A thyroid storm is a rare, life-threatening complication of untreated or poorly treated hyperthyroidism in which the thyroid gland produces too much thyroid hormone.
According to the Merck Manuals Online Library at merck.com, thyroid storm is more common in certain types of hyperthyroidism such as Graves’ disease and toxic multinodular goiter.
Thyroid storm is caused by an overactive thyroid, but certain conditions may trigger thyroid storm such as trauma, infection, embolism, surgery, pre-eclampsia or diabetic ketoacidosis.
Signs and symptoms of thyroid storm include agitation, confusion, diarrhea, fever, fast heartbeat, extreme restlessness, shaking, sweating, weakness, confusion, nausea, vomiting, diarrhea, mild yellowing of the eyes or skin.
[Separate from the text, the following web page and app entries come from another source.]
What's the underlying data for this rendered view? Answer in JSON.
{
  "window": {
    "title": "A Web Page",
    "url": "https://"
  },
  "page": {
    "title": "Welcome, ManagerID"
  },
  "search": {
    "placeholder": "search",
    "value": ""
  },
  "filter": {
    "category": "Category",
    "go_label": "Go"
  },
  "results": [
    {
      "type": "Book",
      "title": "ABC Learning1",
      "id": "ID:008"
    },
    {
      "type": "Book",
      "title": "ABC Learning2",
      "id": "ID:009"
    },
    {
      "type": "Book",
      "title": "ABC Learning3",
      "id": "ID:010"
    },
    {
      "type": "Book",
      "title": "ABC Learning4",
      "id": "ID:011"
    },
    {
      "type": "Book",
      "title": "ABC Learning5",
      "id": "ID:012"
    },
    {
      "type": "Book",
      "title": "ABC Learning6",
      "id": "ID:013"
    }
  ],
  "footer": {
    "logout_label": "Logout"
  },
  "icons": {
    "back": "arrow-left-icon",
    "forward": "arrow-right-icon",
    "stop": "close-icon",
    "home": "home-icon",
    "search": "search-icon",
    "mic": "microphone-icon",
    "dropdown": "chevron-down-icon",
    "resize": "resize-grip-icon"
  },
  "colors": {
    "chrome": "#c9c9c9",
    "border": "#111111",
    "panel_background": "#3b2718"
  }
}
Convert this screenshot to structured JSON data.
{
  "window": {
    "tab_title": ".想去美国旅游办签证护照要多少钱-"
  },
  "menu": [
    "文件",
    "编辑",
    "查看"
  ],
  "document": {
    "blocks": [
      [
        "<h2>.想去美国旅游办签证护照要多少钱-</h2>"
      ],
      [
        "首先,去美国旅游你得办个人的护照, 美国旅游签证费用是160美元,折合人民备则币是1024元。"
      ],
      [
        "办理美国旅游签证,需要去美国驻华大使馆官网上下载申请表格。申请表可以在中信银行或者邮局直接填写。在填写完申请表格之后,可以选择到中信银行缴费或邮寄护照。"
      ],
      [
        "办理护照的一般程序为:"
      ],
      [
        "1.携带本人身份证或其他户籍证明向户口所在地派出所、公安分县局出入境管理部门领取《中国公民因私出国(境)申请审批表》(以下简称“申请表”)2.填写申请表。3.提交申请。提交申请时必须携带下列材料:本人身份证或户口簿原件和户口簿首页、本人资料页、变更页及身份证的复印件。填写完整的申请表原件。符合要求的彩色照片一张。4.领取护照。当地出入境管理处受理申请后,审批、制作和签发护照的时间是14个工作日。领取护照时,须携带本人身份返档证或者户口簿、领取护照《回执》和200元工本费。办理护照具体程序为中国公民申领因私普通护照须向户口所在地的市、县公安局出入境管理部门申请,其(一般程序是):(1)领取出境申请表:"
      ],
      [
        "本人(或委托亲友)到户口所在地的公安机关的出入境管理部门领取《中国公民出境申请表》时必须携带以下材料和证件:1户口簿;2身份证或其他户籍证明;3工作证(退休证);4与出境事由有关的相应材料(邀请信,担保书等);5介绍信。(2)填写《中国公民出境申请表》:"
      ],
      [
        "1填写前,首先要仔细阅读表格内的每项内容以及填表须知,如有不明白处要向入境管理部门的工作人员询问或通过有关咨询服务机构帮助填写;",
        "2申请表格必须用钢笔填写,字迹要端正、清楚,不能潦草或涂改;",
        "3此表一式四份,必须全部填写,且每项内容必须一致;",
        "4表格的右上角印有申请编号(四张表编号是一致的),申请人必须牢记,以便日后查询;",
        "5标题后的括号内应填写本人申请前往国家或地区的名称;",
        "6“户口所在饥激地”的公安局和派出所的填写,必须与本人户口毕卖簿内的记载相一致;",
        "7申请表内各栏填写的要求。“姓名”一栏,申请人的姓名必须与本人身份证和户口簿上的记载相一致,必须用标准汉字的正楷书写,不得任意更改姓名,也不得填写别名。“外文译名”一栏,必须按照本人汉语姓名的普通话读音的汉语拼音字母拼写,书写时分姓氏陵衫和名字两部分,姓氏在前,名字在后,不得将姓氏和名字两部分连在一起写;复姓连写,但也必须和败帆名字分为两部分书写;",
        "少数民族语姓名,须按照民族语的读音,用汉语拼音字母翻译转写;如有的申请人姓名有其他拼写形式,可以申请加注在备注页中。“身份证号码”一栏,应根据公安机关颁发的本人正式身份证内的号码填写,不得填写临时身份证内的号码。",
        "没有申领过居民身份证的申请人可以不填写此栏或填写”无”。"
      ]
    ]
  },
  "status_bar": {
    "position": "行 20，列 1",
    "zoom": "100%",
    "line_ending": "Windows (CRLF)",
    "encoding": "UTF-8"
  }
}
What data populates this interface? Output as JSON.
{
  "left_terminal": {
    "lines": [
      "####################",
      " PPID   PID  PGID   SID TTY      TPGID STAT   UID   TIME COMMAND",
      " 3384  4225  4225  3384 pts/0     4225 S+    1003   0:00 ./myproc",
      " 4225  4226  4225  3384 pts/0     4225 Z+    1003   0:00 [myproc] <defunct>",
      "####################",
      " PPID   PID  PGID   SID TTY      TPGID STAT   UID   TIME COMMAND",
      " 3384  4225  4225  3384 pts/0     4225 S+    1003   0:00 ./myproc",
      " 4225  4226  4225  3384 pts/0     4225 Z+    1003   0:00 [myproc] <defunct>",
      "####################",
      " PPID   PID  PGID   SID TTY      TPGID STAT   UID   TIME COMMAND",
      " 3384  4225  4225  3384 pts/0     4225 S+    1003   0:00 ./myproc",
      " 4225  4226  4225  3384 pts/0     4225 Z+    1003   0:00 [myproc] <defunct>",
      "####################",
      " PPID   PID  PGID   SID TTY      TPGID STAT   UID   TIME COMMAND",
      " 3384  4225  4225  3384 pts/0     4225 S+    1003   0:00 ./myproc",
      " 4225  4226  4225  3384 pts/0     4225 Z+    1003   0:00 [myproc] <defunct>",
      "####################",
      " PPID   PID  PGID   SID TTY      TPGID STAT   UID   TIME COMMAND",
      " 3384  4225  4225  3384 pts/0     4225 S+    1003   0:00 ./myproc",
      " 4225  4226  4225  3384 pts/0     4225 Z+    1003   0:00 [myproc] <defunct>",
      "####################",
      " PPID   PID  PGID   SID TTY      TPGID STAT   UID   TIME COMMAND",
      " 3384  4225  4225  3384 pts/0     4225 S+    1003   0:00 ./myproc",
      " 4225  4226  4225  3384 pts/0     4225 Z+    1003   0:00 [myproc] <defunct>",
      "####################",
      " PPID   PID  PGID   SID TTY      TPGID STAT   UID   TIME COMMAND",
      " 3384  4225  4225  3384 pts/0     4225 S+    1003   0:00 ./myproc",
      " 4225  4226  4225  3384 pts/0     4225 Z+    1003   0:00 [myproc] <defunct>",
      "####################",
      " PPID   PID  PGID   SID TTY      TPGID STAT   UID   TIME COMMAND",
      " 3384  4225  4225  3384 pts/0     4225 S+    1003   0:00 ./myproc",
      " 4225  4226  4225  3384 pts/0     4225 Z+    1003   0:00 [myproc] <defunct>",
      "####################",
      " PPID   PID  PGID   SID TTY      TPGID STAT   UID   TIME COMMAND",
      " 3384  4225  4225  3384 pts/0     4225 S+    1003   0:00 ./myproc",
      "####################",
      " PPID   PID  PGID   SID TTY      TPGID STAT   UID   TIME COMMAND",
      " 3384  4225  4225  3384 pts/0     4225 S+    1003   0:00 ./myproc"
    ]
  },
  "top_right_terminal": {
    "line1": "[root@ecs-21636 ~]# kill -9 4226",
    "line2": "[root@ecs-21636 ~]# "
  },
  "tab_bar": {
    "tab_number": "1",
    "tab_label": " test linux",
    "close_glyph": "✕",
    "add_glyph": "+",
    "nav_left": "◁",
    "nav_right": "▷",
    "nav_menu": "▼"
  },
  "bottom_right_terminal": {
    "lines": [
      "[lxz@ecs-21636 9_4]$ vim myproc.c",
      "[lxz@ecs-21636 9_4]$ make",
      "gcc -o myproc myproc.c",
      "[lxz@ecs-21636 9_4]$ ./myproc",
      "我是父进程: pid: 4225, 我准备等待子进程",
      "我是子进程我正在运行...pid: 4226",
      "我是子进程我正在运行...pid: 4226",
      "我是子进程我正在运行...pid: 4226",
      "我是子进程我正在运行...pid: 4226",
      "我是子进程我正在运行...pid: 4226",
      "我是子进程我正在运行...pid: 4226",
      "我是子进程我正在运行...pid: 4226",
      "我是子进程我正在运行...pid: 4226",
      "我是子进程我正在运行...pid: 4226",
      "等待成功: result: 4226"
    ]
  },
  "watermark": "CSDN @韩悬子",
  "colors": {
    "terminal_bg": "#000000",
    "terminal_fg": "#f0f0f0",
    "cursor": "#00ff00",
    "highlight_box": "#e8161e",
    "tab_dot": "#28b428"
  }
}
The top number in your blood pressure reading, also called the systolic blood pressure, may be high. This condition can also cause a coma, shock or heart failure.
A diagnosis of thyroid storm is based on a physical examination, presence of symptoms and blood tests to assess thyroid function.
Contact emergency medical services by calling 911 if you have symptoms of thyroid storm. According to merck.com, treatment of thyroid storm includes medications, IV fluids to correct dehydration, treatment of thyroid storm triggers and surgical procedures.
- The Merck Manuals Online Medical Library: Hyperthyroidism (Thyrotoxicosis)
- MedlinePlus: Thyroid Storm
- Introduction to Medical-Surgical Nursing: Third Edition; Adrianne Dill Linton PhD RN & Nancy K. Maebius PhD RN; January 1, 2003